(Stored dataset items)
####################
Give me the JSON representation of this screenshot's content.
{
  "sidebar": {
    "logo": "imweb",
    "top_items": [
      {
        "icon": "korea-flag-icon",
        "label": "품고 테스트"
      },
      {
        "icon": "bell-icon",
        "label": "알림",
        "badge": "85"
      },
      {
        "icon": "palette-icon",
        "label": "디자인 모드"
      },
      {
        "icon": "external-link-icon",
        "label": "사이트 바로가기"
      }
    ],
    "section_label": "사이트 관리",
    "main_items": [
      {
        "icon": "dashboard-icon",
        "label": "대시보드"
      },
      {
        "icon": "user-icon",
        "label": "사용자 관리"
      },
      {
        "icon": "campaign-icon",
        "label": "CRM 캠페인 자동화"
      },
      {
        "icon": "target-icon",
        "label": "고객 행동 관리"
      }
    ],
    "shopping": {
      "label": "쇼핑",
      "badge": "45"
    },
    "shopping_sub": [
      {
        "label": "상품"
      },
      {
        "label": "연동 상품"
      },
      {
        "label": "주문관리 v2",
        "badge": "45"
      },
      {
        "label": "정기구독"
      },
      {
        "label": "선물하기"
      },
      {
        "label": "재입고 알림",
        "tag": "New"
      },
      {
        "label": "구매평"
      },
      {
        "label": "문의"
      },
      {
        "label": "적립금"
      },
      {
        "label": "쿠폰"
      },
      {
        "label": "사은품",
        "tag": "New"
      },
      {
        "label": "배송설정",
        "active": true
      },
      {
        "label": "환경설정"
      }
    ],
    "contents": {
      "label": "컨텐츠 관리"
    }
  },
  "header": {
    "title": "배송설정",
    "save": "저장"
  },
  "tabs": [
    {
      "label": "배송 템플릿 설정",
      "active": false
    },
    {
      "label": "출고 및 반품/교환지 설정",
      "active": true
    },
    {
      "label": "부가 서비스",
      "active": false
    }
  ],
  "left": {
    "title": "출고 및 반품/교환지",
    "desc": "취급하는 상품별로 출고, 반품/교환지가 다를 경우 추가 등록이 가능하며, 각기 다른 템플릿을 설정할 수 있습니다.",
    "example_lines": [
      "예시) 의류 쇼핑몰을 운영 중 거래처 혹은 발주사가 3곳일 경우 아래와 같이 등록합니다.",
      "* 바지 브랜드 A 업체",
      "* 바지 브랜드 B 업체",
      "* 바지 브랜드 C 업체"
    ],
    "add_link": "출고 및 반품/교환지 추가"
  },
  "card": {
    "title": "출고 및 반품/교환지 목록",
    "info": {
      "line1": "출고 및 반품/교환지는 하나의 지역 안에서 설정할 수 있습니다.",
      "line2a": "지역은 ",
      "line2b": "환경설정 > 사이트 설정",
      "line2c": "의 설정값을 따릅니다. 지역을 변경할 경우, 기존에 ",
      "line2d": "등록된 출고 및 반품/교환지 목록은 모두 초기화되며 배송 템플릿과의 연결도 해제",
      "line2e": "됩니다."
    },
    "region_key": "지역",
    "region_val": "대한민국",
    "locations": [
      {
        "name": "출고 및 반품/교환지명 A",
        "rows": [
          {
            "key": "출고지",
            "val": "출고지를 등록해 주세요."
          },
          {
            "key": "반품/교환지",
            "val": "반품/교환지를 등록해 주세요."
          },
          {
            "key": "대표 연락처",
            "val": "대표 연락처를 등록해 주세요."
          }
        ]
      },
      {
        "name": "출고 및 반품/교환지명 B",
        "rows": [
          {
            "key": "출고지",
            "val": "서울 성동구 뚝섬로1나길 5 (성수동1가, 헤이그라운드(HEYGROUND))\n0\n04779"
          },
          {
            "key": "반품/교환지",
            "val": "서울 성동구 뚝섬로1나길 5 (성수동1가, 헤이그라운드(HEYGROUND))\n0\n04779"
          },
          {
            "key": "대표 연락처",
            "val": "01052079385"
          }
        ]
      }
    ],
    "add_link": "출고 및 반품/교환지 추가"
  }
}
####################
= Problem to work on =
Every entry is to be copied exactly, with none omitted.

= Answer to the problem =
Give me the JSON representation of this screenshot's content.
{
  "sidebar": {
    "logo": "imweb",
    "top_items": [
      {
        "icon": "korea-flag-icon",
        "label": "품고 테스트"
      },
      {
        "icon": "bell-icon",
        "label": "알림",
        "badge": "85"
      },
      {
        "icon": "palette-icon",
        "label": "디자인 모드"
      },
      {
        "icon": "external-link-icon",
        "label": "사이트 바로가기"
      }
    ],
    "section_label": "사이트 관리",
    "main_items": [
      {
        "icon": "dashboard-icon",
        "label": "대시보드"
      },
      {
        "icon": "user-icon",
        "label": "사용자 관리"
      },
      {
        "icon": "campaign-icon",
        "label": "CRM 캠페인 자동화"
      },
      {
        "icon": "target-icon",
        "label": "고객 행동 관리"
      }
    ],
    "shopping": {
      "label": "쇼핑",
      "badge": "45"
    },
    "shopping_sub": [
      {
        "label": "상품"
      },
      {
        "label": "연동 상품"
      },
      {
        "label": "주문관리 v2",
        "badge": "45"
      },
      {
        "label": "정기구독"
      },
      {
        "label": "선물하기"
      },
      {
        "label": "재입고 알림",
        "tag": "New"
      },
      {
        "label": "구매평"
      },
      {
        "label": "문의"
      },
      {
        "label": "적립금"
      },
      {
        "label": "쿠폰"
      },
      {
        "label": "사은품",
        "tag": "New"
      },
      {
        "label": "배송설정",
        "active": true
      },
      {
        "label": "환경설정"
      }
    ],
    "contents": {
      "label": "컨텐츠 관리"
    }
  },
  "header": {
    "title": "배송설정",
    "save": "저장"
  },
  "tabs": [
    {
      "label": "배송 템플릿 설정",
      "active": false
    },
    {
      "label": "출고 및 반품/교환지 설정",
      "active": true
    },
    {
      "label": "부가 서비스",
      "active": false
    }
  ],
  "left": {
    "title": "출고 및 반품/교환지",
    "desc": "취급하는 상품별로 출고, 반품/교환지가 다를 경우 추가 등록이 가능하며, 각기 다른 템플릿을 설정할 수 있습니다.",
    "example_lines": [
      "예시) 의류 쇼핑몰을 운영 중 거래처 혹은 발주사가 3곳일 경우 아래와 같이 등록합니다.",
      "* 바지 브랜드 A 업체",
      "* 바지 브랜드 B 업체",
      "* 바지 브랜드 C 업체"
    ],
    "add_link": "출고 및 반품/교환지 추가"
  },
  "card": {
    "title": "출고 및 반품/교환지 목록",
    "info": {
      "line1": "출고 및 반품/교환지는 하나의 지역 안에서 설정할 수 있습니다.",
      "line2a": "지역은 ",
      "line2b": "환경설정 > 사이트 설정",
      "line2c": "의 설정값을 따릅니다. 지역을 변경할 경우, 기존에 ",
      "line2d": "등록된 출고 및 반품/교환지 목록은 모두 초기화되며 배송 템플릿과의 연결도 해제",
      "line2e": "됩니다."
    },
    "region_key": "지역",
    "region_val": "대한민국",
    "locations": [
      {
        "name": "출고 및 반품/교환지명 A",
        "rows": [
          {
            "key": "출고지",
            "val": "출고지를 등록해 주세요."
          },
          {
            "key": "반품/교환지",
            "val": "반품/교환지를 등록해 주세요."
          },
          {
            "key": "대표 연락처",
            "val": "대표 연락처를 등록해 주세요."
          }
        ]
      },
      {
        "name": "출고 및 반품/교환지명 B",
        "rows": [
          {
            "key": "출고지",
            "val": "서울 성동구 뚝섬로1나길 5 (성수동1가, 헤이그라운드(HEYGROUND))\n0\n04779"
          },
          {
            "key": "반품/교환지",
            "val": "서울 성동구 뚝섬로1나길 5 (성수동1가, 헤이그라운드(HEYGROUND))\n0\n04779"
          },
          {
            "key": "대표 연락처",
            "val": "01052079385"
          }
        ]
      }
    ],
    "add_link": "출고 및 반품/교환지 추가"
  }
}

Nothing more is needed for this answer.